Start of SOURCE INFORMATION
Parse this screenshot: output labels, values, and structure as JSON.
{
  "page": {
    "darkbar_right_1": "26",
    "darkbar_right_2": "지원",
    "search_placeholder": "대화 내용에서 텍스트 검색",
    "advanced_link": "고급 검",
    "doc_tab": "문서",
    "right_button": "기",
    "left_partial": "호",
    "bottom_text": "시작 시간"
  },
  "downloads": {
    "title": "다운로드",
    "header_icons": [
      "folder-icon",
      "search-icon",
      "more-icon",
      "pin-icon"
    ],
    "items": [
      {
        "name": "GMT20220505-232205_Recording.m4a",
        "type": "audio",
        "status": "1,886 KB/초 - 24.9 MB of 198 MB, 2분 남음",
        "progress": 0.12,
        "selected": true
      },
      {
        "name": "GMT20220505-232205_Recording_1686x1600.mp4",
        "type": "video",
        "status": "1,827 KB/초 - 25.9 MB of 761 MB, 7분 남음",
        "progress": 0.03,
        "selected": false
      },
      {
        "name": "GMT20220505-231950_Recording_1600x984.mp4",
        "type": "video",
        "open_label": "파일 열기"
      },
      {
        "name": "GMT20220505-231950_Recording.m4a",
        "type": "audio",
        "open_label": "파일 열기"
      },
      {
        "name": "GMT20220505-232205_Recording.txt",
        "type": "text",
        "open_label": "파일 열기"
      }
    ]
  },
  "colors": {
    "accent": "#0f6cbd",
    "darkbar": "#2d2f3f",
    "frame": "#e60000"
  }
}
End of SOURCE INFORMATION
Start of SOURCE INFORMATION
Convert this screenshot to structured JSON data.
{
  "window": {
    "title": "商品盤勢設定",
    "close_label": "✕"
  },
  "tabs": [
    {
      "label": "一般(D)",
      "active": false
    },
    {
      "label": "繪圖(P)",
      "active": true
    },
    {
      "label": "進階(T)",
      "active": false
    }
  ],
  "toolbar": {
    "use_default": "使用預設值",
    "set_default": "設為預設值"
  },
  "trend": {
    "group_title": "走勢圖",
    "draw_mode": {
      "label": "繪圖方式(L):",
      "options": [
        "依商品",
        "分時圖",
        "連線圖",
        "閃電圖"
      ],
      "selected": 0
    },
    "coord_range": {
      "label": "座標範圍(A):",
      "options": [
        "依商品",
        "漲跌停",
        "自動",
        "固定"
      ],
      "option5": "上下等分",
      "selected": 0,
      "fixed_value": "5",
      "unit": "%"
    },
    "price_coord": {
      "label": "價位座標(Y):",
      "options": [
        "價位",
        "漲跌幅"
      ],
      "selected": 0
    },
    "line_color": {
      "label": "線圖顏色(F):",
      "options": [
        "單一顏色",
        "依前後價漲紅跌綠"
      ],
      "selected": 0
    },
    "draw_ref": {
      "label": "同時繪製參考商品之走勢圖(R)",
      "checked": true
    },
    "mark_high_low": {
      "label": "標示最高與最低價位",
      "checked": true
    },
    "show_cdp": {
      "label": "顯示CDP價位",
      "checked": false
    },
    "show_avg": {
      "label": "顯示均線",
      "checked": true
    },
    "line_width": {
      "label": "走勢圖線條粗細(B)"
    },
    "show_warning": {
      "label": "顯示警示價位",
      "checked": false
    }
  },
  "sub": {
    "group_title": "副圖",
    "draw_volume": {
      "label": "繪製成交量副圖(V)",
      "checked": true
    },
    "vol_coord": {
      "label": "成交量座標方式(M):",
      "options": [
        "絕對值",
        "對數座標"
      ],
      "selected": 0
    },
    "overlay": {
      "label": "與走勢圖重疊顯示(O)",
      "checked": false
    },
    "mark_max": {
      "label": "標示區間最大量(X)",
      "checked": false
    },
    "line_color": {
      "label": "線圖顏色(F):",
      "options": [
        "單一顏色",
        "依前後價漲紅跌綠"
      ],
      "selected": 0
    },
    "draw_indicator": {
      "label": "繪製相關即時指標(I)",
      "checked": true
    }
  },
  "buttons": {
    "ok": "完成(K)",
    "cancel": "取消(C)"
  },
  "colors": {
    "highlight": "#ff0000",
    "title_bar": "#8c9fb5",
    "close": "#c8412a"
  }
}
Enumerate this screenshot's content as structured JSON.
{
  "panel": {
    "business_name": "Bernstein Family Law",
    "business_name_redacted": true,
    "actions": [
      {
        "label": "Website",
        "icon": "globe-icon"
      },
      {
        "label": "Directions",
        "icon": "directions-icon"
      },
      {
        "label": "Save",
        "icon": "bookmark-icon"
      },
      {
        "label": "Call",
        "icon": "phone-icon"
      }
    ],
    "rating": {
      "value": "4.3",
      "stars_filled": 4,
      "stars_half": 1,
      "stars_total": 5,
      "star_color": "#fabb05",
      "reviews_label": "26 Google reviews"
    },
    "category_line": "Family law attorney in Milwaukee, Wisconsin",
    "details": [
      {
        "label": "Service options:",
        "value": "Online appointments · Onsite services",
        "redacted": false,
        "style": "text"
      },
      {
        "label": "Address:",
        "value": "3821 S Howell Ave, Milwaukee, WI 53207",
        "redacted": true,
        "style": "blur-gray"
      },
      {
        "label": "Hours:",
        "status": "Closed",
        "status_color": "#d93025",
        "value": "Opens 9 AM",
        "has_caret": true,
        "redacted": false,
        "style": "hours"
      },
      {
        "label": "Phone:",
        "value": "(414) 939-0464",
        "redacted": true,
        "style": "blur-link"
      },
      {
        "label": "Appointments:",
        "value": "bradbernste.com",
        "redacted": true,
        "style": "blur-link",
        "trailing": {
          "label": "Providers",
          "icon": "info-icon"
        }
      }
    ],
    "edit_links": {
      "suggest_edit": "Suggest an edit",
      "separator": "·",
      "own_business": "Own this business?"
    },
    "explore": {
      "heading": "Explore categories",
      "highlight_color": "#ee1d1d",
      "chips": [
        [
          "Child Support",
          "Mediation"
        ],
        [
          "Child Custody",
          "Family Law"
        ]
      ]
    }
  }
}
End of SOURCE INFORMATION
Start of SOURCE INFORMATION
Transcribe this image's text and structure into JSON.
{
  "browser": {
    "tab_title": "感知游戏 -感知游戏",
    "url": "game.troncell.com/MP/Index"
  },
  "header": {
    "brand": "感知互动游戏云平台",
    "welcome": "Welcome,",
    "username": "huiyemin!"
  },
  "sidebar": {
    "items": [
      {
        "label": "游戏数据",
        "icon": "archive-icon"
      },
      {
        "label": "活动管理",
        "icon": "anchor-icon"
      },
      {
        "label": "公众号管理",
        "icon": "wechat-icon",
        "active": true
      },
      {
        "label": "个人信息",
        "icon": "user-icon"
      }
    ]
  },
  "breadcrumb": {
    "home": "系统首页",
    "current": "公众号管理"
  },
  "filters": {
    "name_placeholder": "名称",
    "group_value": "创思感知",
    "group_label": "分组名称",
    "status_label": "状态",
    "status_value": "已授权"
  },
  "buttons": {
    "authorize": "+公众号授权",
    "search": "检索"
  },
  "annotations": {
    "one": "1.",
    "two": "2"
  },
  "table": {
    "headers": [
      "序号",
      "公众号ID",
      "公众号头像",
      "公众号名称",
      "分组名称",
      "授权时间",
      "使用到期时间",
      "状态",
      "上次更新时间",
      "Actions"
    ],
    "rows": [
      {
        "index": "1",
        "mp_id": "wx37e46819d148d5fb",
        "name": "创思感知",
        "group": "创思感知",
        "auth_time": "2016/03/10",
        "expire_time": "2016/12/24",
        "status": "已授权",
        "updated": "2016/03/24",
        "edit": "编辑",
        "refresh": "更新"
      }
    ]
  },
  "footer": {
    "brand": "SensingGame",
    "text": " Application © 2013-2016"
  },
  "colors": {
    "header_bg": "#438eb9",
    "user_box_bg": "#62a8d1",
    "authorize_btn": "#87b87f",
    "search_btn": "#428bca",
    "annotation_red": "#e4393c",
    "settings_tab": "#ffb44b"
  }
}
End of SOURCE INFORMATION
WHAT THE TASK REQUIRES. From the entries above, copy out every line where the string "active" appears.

WRITTEN SOLUTION.
      "active": false
      "active": true
      "active": false
        "active": true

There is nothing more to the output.